Perceived financial position: Bivariate studies (Bennet & Kottasz; Havens et al., 2007) conclude those who perceive their financial situation as more positive are more generous donors. However, Fehr et al. (2019)—which has a more robust design—reports that “we find no evidence that perceived rank in the global income distribution affects support for global redistribution, donations to the global poor, globalization or immigration. If anything, when thinking about these policy preferences, it matters more how one compares to other people nationally than to others around the globe.” Given these findings and the fact that we are using the same data, it is probably sensible to omit this variable. Although studies have found confidence in the economy (Okunade, 1996), so an interesting pivot could be to measure optimism (both domain-specific and general forms).

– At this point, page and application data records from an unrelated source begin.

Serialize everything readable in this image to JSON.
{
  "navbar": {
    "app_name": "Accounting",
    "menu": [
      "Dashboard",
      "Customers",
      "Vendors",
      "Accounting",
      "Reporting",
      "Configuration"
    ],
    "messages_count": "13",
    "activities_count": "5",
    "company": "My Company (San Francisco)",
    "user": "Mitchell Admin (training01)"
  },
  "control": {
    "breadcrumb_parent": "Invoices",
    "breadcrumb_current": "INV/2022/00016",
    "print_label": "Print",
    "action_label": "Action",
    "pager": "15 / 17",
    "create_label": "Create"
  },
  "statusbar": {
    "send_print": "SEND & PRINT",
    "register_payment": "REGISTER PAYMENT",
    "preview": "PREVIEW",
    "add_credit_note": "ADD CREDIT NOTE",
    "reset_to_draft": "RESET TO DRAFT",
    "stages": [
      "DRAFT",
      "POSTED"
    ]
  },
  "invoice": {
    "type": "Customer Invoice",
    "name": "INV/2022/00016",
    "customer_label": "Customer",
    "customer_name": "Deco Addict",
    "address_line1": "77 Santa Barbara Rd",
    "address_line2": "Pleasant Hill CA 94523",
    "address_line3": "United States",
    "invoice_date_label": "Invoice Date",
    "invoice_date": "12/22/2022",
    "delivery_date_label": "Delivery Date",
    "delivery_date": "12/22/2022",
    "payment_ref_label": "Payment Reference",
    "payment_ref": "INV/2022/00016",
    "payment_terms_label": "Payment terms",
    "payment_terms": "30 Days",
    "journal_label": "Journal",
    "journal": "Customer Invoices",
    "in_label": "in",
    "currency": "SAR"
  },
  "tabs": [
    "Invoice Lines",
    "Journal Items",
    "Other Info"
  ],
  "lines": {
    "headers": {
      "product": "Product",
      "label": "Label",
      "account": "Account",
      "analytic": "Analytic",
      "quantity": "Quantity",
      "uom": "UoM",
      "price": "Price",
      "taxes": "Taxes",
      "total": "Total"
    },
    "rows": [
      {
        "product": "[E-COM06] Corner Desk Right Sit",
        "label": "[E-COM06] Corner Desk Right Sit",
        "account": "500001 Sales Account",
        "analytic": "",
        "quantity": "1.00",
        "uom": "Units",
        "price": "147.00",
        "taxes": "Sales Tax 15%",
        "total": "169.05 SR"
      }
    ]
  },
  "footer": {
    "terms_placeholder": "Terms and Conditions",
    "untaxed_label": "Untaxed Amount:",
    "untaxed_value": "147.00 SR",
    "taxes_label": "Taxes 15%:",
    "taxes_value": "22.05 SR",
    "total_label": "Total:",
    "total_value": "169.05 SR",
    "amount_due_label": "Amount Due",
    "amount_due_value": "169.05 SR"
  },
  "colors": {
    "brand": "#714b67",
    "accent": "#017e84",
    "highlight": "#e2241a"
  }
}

Place of residence and years of residence: Mixed findings and it appears to be a weak predictor regardless.
Immigration and citizenship status: Better captured by other variables. “Osili and Du (2005) found that immigrants in the United States are less likely to give to charitable organizations and also give less, but that these differences are due to differences in racial background, lower levels of income, and education” (Bekkers & Wiepking, 2007: 15).
Youth participation: Impacts donations through socialization, which is better captured through parental background. It also strengthens social bonds of the children in the community, making them less likely to make effective donations over local causes.
Volunteering: In simple bivariate analysis, volunteers are usually found to donate more to charity. However, differences between volunteers and non-volunteers often vanish in multiple regression analyses controlling for joint determinants of giving and volunteering (Bekkers, 2002, Bekkers, 2006a, Wiepking & Maas, 2006). Given SOEP only asks about time spent volunteering and does not categorize where one volunteers, this variable seems like a blunt tool that is likely to be insignificant.
Awareness of need: A strong predictor of general philanthropy, but Fehr et al. (2019) did not find significant effects for effective giving. DR: I think 'failing to find significant effects' shouldn't be reason to exclude this!
[DR: I think 'previous failire to find significant effects' shouldn't be reason to exclude!]
Variables held constant by the survey design (see Bekkers & Wiepking 2007 for detailed explanation): Solicitation, benefits, reputation, and efficacy.
- A very interesting list of features
- were these all asked before the charity questions? (I'm worried about reverse causality otherwise)
- maybe remove 'unavailable' rows for space\
We should discuss how the fitted model will be used and interpreted ... maybe identifying a few collections of useful subsets: